- Typographical errors
- All of the above, plus…
- Word choice
- Sentence structure
What are the levels of editing?
There are essentially three levels of editing: light (proofreading), medium (copyediting), and heavy (substantive).
• Proofreading requires an editor to correct spelling and punctuation mistakes, obvious grammar and syntax errors, and inconsistent usage. Most projects include proofreading.
• Copyediting takes more time. At this level, the editor may review writing style, delete unnecessary words, substitute new words for any that are misused or awkward, and make sure words convey the correct meaning.

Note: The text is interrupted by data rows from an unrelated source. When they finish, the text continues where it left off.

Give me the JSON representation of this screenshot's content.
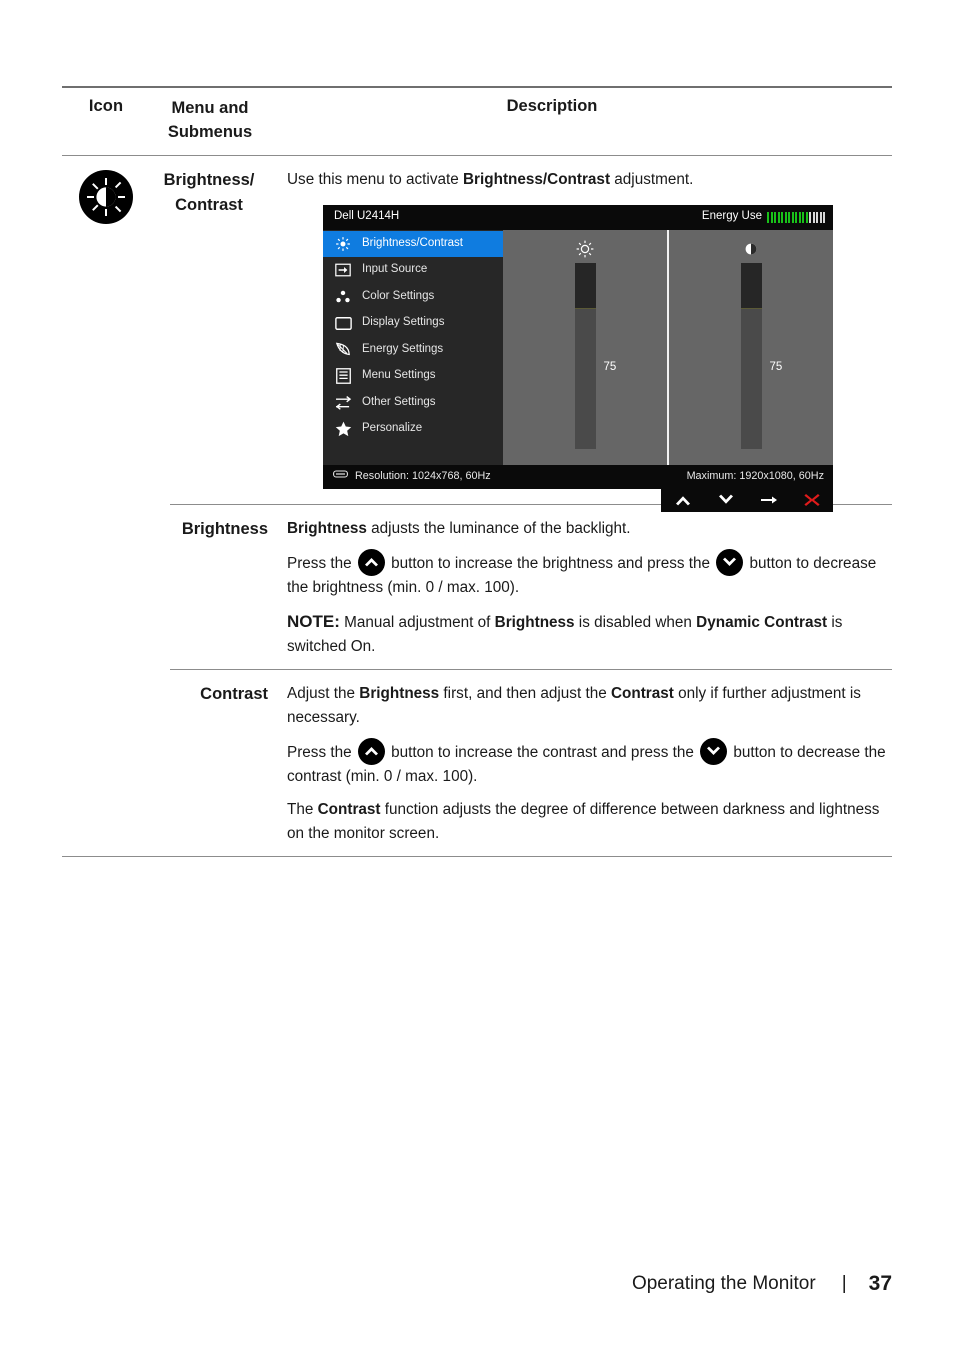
{
  "table": {
    "headers": {
      "icon": "Icon",
      "menu_line1": "Menu and",
      "menu_line2": "Submenus",
      "description": "Description"
    },
    "rows": {
      "brightness_contrast": {
        "icon_name": "brightness-contrast-icon",
        "label_line1": "Brightness/",
        "label_line2": "Contrast",
        "intro_pre": "Use this menu to activate ",
        "intro_bold": "Brightness/Contrast",
        "intro_post": " adjustment."
      },
      "brightness": {
        "label": "Brightness",
        "p1_bold": "Brightness",
        "p1_rest": " adjusts the luminance of the backlight.",
        "p2_a": "Press the",
        "p2_b": "button to increase the brightness and press the",
        "p2_c": "button to decrease the brightness (min. 0 / max. 100).",
        "note_label": "NOTE:",
        "note_a": " Manual adjustment of ",
        "note_b": "Brightness",
        "note_c": " is disabled when ",
        "note_d": "Dynamic Contrast",
        "note_e": " is switched On."
      },
      "contrast": {
        "label": "Contrast",
        "p1_a": "Adjust the ",
        "p1_b": "Brightness",
        "p1_c": " first, and then adjust the ",
        "p1_d": "Contrast",
        "p1_e": " only if further adjustment is necessary.",
        "p2_a": "Press the",
        "p2_b": "button to increase the contrast and press the",
        "p2_c": "button to decrease the contrast (min. 0 / max. 100).",
        "p3_a": "The ",
        "p3_b": "Contrast",
        "p3_c": " function adjusts the degree of difference between darkness and lightness on the monitor screen."
      }
    }
  },
  "osd": {
    "model": "Dell U2414H",
    "energy_label": "Energy Use",
    "energy_bars_on": 12,
    "energy_bars_off": 5,
    "selected_color": "#0f7ce0",
    "menu_items": [
      {
        "label": "Brightness/Contrast",
        "icon": "sun-icon",
        "selected": true
      },
      {
        "label": "Input Source",
        "icon": "input-arrow-icon",
        "selected": false
      },
      {
        "label": "Color Settings",
        "icon": "color-dots-icon",
        "selected": false
      },
      {
        "label": "Display Settings",
        "icon": "monitor-icon",
        "selected": false
      },
      {
        "label": "Energy Settings",
        "icon": "leaf-icon",
        "selected": false
      },
      {
        "label": "Menu Settings",
        "icon": "menu-list-icon",
        "selected": false
      },
      {
        "label": "Other Settings",
        "icon": "sliders-icon",
        "selected": false
      },
      {
        "label": "Personalize",
        "icon": "star-icon",
        "selected": false
      }
    ],
    "panes": [
      {
        "name": "brightness",
        "icon": "sun-icon",
        "value": "75",
        "percent": 75
      },
      {
        "name": "contrast",
        "icon": "contrast-icon",
        "value": "75",
        "percent": 75
      }
    ],
    "footer": {
      "resolution": "Resolution: 1024x768, 60Hz",
      "maximum": "Maximum: 1920x1080, 60Hz"
    },
    "navbar": [
      {
        "name": "up",
        "glyph": "chevron-up-icon"
      },
      {
        "name": "down",
        "glyph": "chevron-down-icon"
      },
      {
        "name": "enter",
        "glyph": "arrow-right-icon"
      },
      {
        "name": "exit",
        "glyph": "close-x-icon"
      }
    ],
    "exit_color": "#e01b1b"
  },
  "footer": {
    "section": "Operating the Monitor",
    "separator": "|",
    "page": "37"
  }
}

Also, the editor may rearrange copy to create a more logical flow of ideas.
• Substantive editing comes into play when a writer is having difficulty with a rough draft. The editor can help identify areas where deeper revisions can make a difference. Among other things, the editor may suggest structural changes, create a new outline, propose additions or deletions, or insert readability aids. At this level, the editor may also ask you to rewrite portions of the material.
In what ways does professional editing benefit a project?
• Increases clarity by asking basic questions, including “Is anything missing?” “Can some things be restated?” “Will everyone understand this?”
• Saves time and effort. After finishing a draft, you may lack the patience or objectivity to revise it. But a professional editor approaches your manuscript with fresh eyes, an open mind, and the will to finish the task.
• Saves money. Yes, hiring an editor costs money. But you’ll save money over the long term because an editor’s experience reduces reading time and increases productivity.
• Presents you accurately. Careful editing ensures that the picture formed in the readers’ minds is one you intend, not one that emerges accidentally.
Contact Katharine at firstname.lastname@example.org to discuss details of your needs.